Doubs is receiving passes from quarterback Aaron Rogers, while Van Dyke received passes from Frank Reich, Neil O’Donnell and Glenn Foley. Matthews caught passes primarily from Ryan Tannehill, while Burleson caught passes from Daunte Culpepper and Gus Frerotte.
It turns out the San Francisco Giants may have known what they were doing after all when they put the brakes on their Carlos Correa deal due to Correa’s past injury issues. The New York Mets now seem to have the same concerns. The Giants have since gone out and signed former Met outfielder Michael Conforto, who has struggled with his injuries and hasn’t even pitched since 2021. The Giants’ other offseason signing is former outfielder of the Reno Aces, Mitch Haniger. who has also struggled with injury problems.

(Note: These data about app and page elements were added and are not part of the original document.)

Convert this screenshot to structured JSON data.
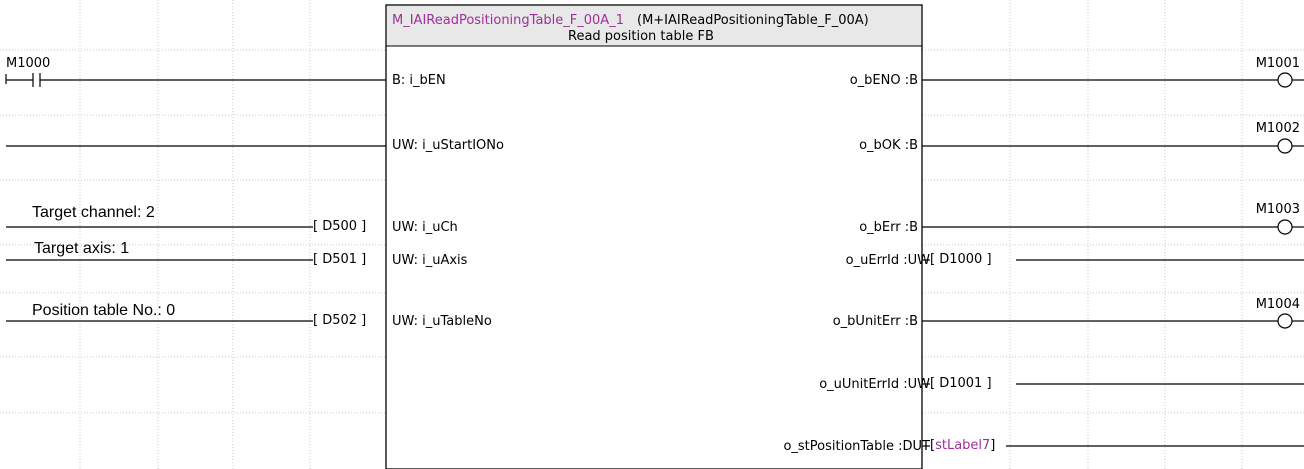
{
  "fb": {
    "instance": "M_IAIReadPositioningTable_F_00A_1",
    "type": "(M+IAIReadPositioningTable_F_00A)",
    "description": "Read position table FB",
    "inputs": [
      "B: i_bEN",
      "UW: i_uStartIONo",
      "UW: i_uCh",
      "UW: i_uAxis",
      "UW: i_uTableNo"
    ],
    "outputs": [
      "o_bENO :B",
      "o_bOK :B",
      "o_bErr :B",
      "o_uErrId :UW",
      "o_bUnitErr :B",
      "o_uUnitErrId :UW",
      "o_stPositionTable :DUT"
    ]
  },
  "left": {
    "contact": "M1000",
    "comments": [
      "Target channel: 2",
      "Target axis: 1",
      "Position table No.: 0"
    ],
    "devices": [
      "D500",
      "D501",
      "D502"
    ]
  },
  "right": {
    "coils": [
      "M1001",
      "M1002",
      "M1003",
      "M1004"
    ],
    "devices": [
      "D1000",
      "D1001",
      "stLabel7"
    ]
  },
  "colors": {
    "magenta": "#a0309a",
    "grid": "#c8c8c8",
    "header": "#e8e8e8"
  }
}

The difference, however, between Haniger and Conforto and Correa is vast. Conforto and Haniger will only cost the Giants $79 million over five years, while Correa’s price tag was $350 million over 13 years. Signing Correa would have changed the course of the Giants outfield for at least the next decade. Signing Correa is like buying a winter home on 200 acres in France. It had better be perfect. Signing Haniger and Conforto is like trading in your 2012 Toyota for a 2019. It’s okay if there are a few scratches.
What exactly was former Giants manager Bruce Bochy thinking when he accepted the job as manager of the Texas Rangers? Bochy will be 68 this coming season and hasn’t managed since 2019. He hasn’t won a World Series since 2014. He’s taking over an underachieving Rangers team that went 68-94 last year. past, scoring 34-47 both home and away. Yes, the Rangers signed Jacob DeGrom and fellow pitchers Nathan Eovaldi, Andrew Heaney and Jake Odorizzi this offseason. So, okay, they could go 78-84 this year after DeGrom, Eovaldi, Heaney and Odorizzi spend half the year on the injured list. Bochy, who is already on his way to the Hall of Fame, should have been retired in Nashville, listening to country music.